*Exercise details*: Return all lines in the material below that contain "title".

=== Supplied material ===

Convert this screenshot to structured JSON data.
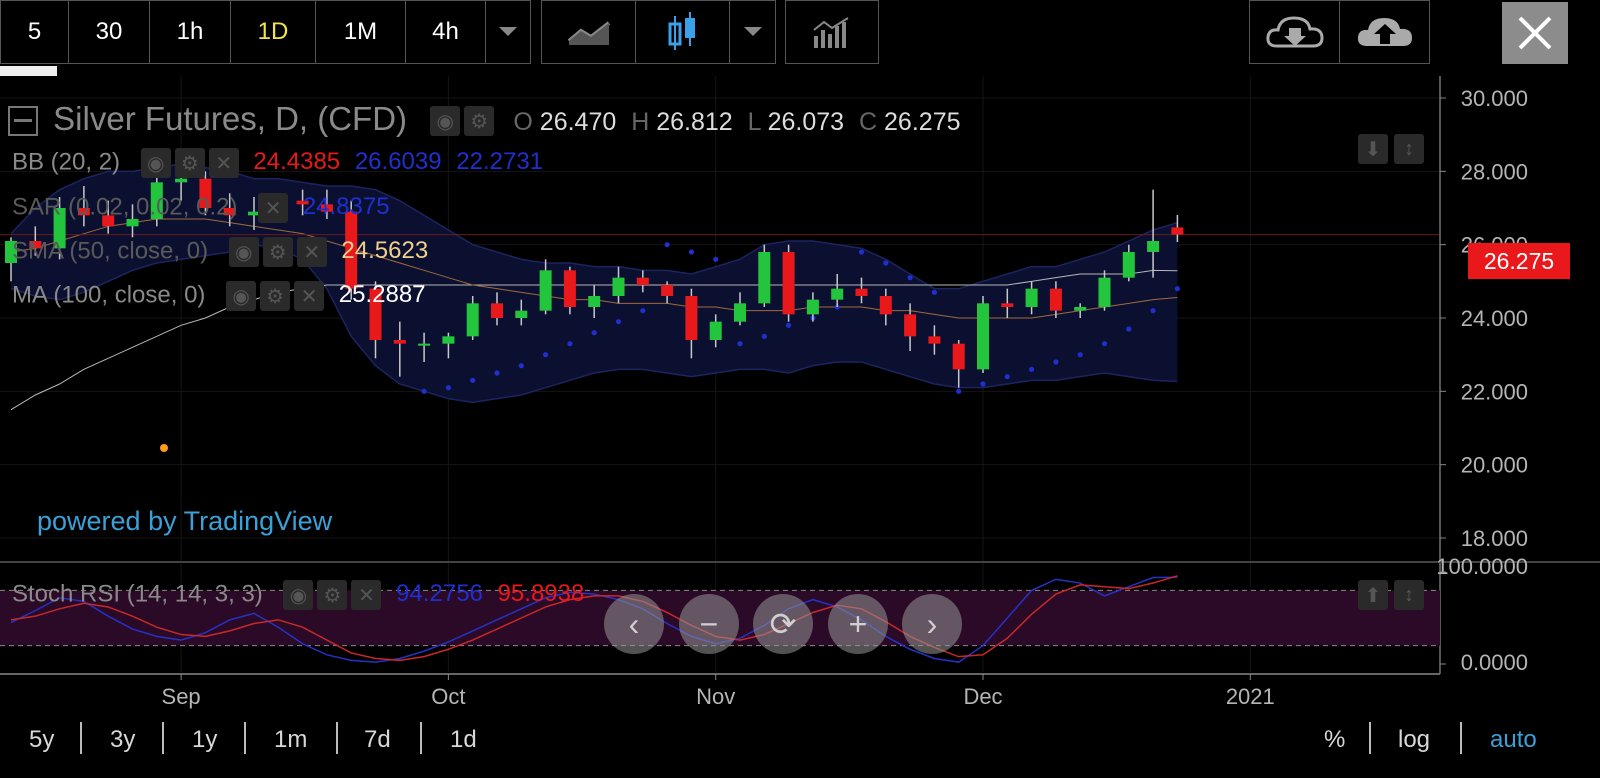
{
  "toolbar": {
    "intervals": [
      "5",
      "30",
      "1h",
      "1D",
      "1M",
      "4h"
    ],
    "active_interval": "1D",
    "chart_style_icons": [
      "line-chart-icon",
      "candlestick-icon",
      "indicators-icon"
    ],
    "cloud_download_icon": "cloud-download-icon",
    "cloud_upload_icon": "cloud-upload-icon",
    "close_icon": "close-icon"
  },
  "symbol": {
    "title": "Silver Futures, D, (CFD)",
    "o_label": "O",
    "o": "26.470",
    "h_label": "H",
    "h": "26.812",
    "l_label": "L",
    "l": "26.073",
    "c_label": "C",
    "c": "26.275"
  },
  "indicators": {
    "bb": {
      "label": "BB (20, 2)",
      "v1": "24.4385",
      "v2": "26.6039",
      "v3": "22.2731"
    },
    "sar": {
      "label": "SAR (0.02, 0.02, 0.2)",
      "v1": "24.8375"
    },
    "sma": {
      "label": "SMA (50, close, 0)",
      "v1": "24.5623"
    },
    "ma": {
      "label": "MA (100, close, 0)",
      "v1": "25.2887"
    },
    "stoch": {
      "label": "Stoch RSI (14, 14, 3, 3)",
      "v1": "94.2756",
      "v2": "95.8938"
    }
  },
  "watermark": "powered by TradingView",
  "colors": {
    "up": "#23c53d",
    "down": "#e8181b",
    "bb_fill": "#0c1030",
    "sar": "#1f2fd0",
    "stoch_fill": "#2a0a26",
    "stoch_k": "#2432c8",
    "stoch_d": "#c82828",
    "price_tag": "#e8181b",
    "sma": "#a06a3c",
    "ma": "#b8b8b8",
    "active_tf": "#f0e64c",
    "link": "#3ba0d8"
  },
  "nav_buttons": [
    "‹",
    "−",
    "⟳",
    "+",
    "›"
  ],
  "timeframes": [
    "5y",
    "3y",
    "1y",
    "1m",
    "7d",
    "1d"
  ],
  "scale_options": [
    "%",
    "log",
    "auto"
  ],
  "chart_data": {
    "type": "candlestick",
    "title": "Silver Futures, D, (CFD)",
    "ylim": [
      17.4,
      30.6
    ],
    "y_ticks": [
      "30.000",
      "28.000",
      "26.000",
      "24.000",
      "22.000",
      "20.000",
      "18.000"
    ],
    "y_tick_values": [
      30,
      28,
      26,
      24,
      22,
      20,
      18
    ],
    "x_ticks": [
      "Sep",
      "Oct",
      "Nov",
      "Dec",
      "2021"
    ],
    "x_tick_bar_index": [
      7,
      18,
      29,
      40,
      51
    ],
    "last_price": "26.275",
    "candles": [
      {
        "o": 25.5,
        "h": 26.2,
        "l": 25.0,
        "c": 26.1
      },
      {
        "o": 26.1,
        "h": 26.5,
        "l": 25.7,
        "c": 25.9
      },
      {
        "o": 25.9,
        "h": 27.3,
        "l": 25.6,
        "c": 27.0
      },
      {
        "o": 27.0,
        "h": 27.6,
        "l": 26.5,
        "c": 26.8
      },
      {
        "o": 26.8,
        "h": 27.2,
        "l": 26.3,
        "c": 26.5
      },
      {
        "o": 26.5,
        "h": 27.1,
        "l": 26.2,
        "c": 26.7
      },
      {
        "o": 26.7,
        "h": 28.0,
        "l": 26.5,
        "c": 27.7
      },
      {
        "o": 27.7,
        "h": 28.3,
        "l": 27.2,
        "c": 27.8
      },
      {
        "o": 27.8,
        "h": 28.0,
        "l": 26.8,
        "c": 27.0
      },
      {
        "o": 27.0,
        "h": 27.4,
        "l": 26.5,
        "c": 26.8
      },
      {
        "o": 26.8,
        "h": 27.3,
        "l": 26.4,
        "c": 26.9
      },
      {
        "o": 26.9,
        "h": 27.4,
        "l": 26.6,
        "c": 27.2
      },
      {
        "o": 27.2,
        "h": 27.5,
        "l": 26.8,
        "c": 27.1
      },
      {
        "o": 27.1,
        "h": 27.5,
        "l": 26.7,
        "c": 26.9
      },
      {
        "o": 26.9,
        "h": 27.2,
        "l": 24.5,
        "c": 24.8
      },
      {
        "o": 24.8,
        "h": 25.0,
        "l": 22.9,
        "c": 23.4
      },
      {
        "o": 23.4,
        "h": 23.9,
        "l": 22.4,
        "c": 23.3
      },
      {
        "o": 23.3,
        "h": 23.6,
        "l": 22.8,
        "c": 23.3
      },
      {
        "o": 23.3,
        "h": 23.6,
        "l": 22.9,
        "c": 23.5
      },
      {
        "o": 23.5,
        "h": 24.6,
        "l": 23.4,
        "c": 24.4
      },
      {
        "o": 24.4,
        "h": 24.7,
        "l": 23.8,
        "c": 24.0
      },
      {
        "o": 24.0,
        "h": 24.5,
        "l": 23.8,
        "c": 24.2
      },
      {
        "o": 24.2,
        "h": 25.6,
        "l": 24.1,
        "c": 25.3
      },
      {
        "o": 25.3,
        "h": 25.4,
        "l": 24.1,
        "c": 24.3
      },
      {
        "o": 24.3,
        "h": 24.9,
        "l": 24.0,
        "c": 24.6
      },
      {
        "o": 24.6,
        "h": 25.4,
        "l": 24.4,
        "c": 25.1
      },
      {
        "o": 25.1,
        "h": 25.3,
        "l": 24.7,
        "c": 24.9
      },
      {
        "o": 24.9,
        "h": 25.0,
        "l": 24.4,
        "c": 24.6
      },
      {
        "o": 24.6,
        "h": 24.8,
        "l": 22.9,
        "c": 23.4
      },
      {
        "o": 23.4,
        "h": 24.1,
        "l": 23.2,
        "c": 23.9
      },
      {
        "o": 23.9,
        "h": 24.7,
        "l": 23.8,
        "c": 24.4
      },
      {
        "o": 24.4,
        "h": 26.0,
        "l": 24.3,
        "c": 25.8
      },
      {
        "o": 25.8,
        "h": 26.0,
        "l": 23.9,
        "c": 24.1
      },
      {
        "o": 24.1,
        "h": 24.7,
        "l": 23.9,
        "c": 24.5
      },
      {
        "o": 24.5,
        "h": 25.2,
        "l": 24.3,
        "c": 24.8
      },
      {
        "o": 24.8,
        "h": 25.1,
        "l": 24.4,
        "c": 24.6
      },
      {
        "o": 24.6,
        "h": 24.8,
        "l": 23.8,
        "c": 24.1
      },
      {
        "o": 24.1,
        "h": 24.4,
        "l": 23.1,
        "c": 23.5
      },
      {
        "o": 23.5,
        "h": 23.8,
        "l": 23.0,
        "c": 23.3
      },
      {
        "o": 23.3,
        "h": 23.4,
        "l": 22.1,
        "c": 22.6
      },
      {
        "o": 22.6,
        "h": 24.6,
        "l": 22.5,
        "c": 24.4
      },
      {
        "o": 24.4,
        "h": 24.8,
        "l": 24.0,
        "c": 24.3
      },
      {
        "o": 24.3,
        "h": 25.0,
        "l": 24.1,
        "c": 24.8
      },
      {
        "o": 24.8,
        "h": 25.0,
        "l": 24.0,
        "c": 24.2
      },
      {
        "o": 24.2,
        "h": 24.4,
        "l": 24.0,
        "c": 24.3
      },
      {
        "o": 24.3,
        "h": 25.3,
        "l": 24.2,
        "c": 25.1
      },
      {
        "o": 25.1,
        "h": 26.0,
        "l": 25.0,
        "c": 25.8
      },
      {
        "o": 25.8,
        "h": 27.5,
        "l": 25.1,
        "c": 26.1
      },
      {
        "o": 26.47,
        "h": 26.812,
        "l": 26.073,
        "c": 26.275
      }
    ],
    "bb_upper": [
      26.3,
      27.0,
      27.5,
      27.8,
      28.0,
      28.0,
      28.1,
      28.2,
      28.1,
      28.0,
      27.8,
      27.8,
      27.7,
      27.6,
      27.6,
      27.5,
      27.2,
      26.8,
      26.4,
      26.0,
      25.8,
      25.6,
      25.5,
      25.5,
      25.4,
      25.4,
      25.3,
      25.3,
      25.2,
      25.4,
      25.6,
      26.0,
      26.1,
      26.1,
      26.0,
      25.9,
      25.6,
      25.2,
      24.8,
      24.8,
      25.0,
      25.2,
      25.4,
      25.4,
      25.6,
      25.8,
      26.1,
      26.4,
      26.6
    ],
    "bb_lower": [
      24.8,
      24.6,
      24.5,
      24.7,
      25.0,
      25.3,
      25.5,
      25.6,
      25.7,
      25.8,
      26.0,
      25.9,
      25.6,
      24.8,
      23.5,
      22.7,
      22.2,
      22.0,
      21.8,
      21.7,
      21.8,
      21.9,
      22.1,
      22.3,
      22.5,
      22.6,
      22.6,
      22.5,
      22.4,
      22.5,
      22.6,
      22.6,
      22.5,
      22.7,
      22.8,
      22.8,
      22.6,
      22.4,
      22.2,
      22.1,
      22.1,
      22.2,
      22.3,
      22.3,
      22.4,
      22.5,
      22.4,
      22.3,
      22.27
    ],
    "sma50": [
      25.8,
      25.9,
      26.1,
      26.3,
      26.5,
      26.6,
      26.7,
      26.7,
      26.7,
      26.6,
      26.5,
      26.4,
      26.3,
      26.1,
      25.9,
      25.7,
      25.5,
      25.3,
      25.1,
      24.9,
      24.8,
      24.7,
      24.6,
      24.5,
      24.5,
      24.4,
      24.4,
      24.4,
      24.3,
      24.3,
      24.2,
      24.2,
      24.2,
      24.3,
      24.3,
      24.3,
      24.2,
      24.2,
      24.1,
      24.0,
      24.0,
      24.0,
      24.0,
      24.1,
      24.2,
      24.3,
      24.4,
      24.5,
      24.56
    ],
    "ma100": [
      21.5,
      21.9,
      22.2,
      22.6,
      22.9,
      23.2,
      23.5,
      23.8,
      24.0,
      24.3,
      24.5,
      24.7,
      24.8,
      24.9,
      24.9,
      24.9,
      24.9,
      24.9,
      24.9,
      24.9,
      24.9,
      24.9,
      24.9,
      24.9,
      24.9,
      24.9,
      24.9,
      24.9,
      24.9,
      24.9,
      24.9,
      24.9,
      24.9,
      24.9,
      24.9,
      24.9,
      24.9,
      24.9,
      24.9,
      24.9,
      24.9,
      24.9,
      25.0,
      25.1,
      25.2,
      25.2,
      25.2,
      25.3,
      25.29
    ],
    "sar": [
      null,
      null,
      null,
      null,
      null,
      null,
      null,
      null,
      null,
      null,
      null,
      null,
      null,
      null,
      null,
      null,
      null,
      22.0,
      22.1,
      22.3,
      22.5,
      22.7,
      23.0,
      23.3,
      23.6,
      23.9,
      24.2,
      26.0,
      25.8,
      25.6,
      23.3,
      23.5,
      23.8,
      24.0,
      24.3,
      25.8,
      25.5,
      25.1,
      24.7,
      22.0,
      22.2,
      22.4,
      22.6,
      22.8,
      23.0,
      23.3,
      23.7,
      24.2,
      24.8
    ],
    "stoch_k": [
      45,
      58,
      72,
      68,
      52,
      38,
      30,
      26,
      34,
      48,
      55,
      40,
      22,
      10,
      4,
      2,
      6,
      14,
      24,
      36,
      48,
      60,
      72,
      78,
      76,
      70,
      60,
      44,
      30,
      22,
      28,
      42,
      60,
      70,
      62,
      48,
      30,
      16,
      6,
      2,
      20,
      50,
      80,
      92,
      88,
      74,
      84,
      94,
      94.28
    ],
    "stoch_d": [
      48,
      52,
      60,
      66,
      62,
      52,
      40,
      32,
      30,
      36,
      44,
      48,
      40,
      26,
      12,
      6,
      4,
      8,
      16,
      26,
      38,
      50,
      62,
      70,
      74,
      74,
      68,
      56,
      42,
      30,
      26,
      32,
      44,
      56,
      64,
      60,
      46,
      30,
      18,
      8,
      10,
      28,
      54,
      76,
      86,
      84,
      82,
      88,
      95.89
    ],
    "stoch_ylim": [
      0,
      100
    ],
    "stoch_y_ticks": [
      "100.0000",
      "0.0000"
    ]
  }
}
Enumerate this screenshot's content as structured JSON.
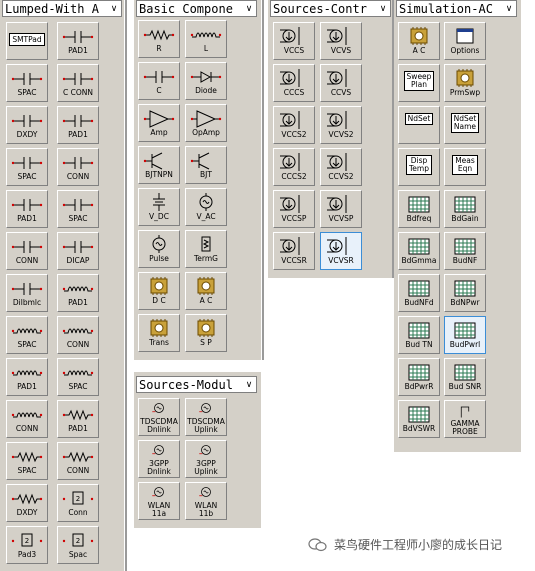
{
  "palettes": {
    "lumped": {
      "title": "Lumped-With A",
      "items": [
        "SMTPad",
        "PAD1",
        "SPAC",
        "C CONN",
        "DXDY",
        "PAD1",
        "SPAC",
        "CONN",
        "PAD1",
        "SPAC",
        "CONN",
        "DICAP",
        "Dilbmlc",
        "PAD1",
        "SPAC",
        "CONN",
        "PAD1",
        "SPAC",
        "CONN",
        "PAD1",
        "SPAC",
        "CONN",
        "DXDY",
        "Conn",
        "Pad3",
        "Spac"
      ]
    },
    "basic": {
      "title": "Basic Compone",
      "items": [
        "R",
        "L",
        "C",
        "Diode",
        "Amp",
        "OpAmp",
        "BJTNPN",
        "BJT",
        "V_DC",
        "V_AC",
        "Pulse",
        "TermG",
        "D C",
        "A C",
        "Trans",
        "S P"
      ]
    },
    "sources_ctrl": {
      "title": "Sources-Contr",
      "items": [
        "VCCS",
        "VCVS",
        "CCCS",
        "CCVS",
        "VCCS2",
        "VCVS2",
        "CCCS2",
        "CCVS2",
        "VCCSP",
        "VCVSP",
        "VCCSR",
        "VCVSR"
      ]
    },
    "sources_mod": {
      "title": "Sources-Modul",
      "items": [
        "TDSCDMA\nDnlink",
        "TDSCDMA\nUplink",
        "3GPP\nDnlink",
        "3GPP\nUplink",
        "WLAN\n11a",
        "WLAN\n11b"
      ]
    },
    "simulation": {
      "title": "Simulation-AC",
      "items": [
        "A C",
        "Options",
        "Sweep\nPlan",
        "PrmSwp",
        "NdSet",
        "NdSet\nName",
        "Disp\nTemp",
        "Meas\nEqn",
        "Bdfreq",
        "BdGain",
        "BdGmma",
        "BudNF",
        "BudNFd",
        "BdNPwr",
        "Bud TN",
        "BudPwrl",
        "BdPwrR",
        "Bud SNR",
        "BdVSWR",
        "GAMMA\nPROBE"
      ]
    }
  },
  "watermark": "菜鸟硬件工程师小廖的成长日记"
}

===

*Answer space*:
    "title": "Silver Futures, D, (CFD)",
    "title": "Silver Futures, D, (CFD)",
      "title": "Lumped-With A",
      "title": "Basic Compone",
      "title": "Sources-Contr",
      "title": "Sources-Modul",
      "title": "Simulation-AC",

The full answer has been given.